The new generic top-level domain names (gTLDs) are closer than ever. As previously discussed, ICANN’s Draft Applicant Guidebook Version 4 (DAG4) has been released. The guidebook, a comprehensive manual for potential gTLD applicants, explains the gTLD application process from filing to delegation (activation of the new domain), and outlines the various rights-protection mechanisms (RPMs) required to be implemented by registries for brand owners (initially discussed here). As expected, the DAG4 adds detailed provisions for the trademark clearinghouse — a comprehensive database of trademarks and owners that is intended to aid in rights protection — as well as the Uniform Rapid Suspension (URS) system, a dispute resolution system intended to combat clear cybersquatting efficiently and cost-effectively.
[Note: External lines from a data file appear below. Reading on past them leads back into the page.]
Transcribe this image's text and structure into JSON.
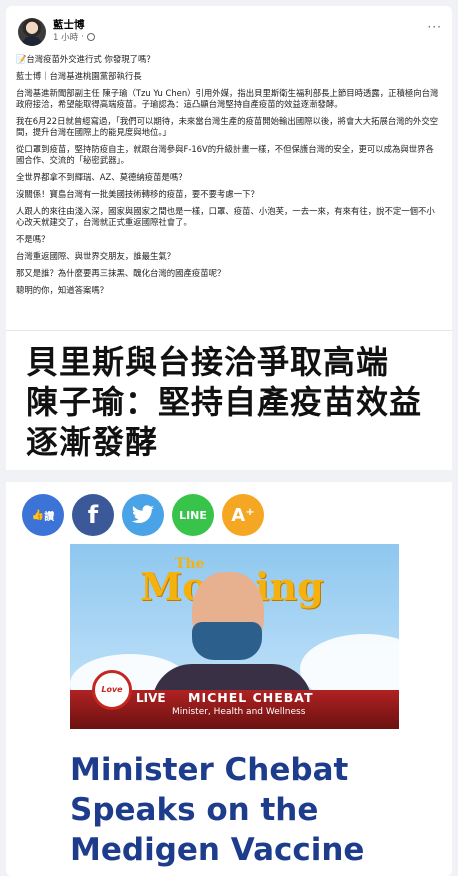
{
  "post": {
    "author": "藍士博",
    "time": "1 小時",
    "more": "···",
    "paragraphs": [
      "📝台灣疫苗外交進行式 你發現了嗎？",
      "藍士博｜台灣基進桃園黨部執行長",
      "台灣基進新聞部副主任 陳子瑜（Tzu Yu Chen）引用外媒，指出貝里斯衛生福利部長上節目時透露，正積極向台灣政府接洽，希望能取得高端疫苗。子瑜認為：這凸顯台灣堅持自產疫苗的效益逐漸發酵。",
      "我在6月22日就曾經寫過，「我們可以期待，未來當台灣生產的疫苗開始輸出國際以後，將會大大拓展台灣的外交空間，提升台灣在國際上的能見度與地位。」",
      "從口罩到疫苗，堅持防疫自主，就跟台灣參與F-16V的升級計畫一樣，不但保護台灣的安全，更可以成為與世界各國合作、交流的「秘密武器」。",
      "全世界都拿不到輝瑞、AZ、莫德納疫苗是嗎？",
      "沒關係！寶島台灣有一批美國技術轉移的疫苗，要不要考慮一下？",
      "人跟人的來往由淺入深，國家與國家之間也是一樣，口罩、疫苗、小泡芙，一去一來，有來有往，說不定一個不小心改天就建交了，台灣就正式重返國際社會了。",
      "不是嗎？",
      "台灣重返國際、與世界交朋友，誰最生氣？",
      "那又是誰？為什麼要再三抹黑、醜化台灣的國產疫苗呢？",
      "聰明的你，知道答案嗎？"
    ]
  },
  "banner": {
    "line1": "貝里斯與台接洽爭取高端",
    "line2": "陳子瑜：堅持自產疫苗效益",
    "line3": "逐漸發酵"
  },
  "share": {
    "like_label": "讚",
    "fb_label": "f",
    "line_label": "LINE",
    "aplus_label": "A⁺"
  },
  "video": {
    "show_the": "The",
    "show_name": "Morning",
    "live": "LIVE",
    "logo": "Love",
    "guest_name": "MICHEL CHEBAT",
    "guest_title": "Minister, Health and Wellness"
  },
  "article": {
    "title": "Minister Chebat Speaks on the Medigen Vaccine"
  }
}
The DAG4 also contains significant revisions to existing guidebook sections, including the provision for the Post-Delegation Dispute Resolution Procedure (PDDRP), a mechanism for dealing with gTLD registries that intentionally take advantage of brands or engage in patterns of bad faith behavior.
While there is still work to be done — for instance, some RPMs lack sufficient detail, and it is not at all clear that the URS, which is intended to be fast and efficient, is actually an improvement over the UDRP in this regard — the general impression in the domain name community is that the Draft Applicant Guidebook is close to its final form. This, of course, means that the new generic top-level domain names are coming sometime in the not-too-distant future.
In the meantime, the public still has a chance to influence ICANN — the DAG4 is open for public comment until July 21, 2010. Various intellectual property and trademark bar associations are reviewing the DAG4 and submitting comments aimed to improve and augment the various proposed RPMs. Anyone, however, may submit comments, and you may wish to do so on your own behalf or on behalf of your clients. The full version of the DAG4, individual sections, and redline comparisons to the previous version — as well as instructions for comment submission — are available at the ICANN website.
We will closely follow the new gTLD implementation process as it nears this apparent "home stretch."